“The resource base is a point of contact for local residents, refugees, rebel groups, park rangers, [and the] military as they struggle to survive,” says Richard Matthew of the University of California, Irvine, in this podcast interview, describing the significance of Virunga National Park to the diverse collection of actors in the eastern Democratic Republic of the Congo. Matthew cites a fundamental tension between the needs of the park—which is home to some of the few remaining mountain gorillas in the world—and the desperate humanitarian needs of the people living in and around it. On a recent assessment trip to the area for the UN Environment Programme (UNEP), Matthew and his colleagues met with many of these groups to help find ways to reduce pressure on the park’s natural resources, while recognizing they are key to the livelihoods of millions of needy people in the region.
I also asked Matthew to highlight some of the human security topics he and his colleagues pursue at the Center for Unconventional Security Affairs at UC Irvine. One such topic is microfinance. “Microfinance lending rarely takes into consideration the environmental impact and conflict-inducing impacts,” says Matthew.
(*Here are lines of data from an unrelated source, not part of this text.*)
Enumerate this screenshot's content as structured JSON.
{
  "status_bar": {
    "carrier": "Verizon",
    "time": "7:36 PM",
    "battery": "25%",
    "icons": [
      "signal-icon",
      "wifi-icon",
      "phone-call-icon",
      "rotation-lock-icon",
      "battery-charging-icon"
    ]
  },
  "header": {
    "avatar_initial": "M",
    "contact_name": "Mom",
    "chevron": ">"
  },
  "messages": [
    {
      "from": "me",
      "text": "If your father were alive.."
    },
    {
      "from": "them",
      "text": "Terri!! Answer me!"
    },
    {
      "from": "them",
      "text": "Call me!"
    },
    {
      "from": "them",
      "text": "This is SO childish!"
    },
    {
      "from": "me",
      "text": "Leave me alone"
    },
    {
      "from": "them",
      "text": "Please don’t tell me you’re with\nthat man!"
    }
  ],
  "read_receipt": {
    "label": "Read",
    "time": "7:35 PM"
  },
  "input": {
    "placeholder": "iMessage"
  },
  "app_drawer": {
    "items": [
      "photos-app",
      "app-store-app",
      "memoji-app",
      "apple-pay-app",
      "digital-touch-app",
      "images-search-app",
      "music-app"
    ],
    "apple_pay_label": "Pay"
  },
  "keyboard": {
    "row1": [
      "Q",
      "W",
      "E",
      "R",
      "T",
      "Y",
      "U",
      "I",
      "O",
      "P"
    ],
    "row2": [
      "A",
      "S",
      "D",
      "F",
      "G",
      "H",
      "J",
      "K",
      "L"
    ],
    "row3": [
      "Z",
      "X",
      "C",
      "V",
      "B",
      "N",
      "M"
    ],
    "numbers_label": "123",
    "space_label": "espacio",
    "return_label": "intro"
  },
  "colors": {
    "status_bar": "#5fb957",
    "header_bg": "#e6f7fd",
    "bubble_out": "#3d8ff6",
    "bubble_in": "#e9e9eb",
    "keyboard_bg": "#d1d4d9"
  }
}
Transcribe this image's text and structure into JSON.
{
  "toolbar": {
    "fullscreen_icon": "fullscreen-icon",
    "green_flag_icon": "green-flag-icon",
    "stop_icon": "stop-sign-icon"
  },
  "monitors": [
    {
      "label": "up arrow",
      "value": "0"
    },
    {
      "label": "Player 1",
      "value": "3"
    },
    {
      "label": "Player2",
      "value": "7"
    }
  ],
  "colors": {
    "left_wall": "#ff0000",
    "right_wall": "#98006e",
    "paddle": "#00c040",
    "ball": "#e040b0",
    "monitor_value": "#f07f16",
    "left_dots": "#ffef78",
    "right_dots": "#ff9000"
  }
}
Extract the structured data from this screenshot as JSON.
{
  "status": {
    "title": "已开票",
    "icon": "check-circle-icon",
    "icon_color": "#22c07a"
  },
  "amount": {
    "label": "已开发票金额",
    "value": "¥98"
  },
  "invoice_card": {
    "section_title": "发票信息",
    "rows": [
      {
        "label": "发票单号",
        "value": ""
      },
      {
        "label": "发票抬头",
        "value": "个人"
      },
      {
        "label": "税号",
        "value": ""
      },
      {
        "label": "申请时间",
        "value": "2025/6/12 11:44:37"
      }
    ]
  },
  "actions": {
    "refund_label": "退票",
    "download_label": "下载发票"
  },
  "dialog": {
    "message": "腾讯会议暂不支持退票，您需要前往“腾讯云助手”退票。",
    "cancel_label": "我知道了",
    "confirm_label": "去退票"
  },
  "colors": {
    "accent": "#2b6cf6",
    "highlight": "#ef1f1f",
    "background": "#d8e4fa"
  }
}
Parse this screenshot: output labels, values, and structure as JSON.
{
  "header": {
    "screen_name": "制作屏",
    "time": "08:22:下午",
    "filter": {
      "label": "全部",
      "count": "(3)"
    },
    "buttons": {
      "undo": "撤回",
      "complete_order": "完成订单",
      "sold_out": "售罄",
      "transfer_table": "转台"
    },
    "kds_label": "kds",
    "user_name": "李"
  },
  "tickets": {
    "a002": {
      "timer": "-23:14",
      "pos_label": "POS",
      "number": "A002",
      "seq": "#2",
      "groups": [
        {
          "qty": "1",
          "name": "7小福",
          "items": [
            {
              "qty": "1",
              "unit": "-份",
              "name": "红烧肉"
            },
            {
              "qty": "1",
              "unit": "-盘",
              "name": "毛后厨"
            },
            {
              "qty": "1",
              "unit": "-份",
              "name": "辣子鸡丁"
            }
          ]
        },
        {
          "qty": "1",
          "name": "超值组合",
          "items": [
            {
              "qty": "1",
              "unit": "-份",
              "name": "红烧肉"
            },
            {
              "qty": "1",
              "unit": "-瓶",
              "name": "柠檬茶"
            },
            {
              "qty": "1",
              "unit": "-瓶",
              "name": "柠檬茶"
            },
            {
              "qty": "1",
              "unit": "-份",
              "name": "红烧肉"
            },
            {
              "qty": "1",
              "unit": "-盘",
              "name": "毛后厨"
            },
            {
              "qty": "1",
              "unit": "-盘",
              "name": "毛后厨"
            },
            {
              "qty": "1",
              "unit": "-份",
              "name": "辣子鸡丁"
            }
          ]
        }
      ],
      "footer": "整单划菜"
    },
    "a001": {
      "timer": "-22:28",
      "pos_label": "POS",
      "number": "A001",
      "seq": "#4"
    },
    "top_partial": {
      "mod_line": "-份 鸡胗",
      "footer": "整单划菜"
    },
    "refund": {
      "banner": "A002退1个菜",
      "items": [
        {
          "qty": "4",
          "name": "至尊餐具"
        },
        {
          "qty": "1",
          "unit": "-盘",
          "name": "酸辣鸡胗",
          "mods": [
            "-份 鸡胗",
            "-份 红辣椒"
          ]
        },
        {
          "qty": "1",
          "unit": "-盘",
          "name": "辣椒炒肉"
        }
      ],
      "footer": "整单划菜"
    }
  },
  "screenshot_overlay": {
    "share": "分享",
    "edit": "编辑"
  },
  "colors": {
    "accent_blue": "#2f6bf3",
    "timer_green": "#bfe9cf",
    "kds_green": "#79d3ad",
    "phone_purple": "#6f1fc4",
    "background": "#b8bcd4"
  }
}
He and his colleagues are convening practitioners and conducting research on practical ways to “green” and reduce the conflict-generating impacts of this increasingly popular development strategy.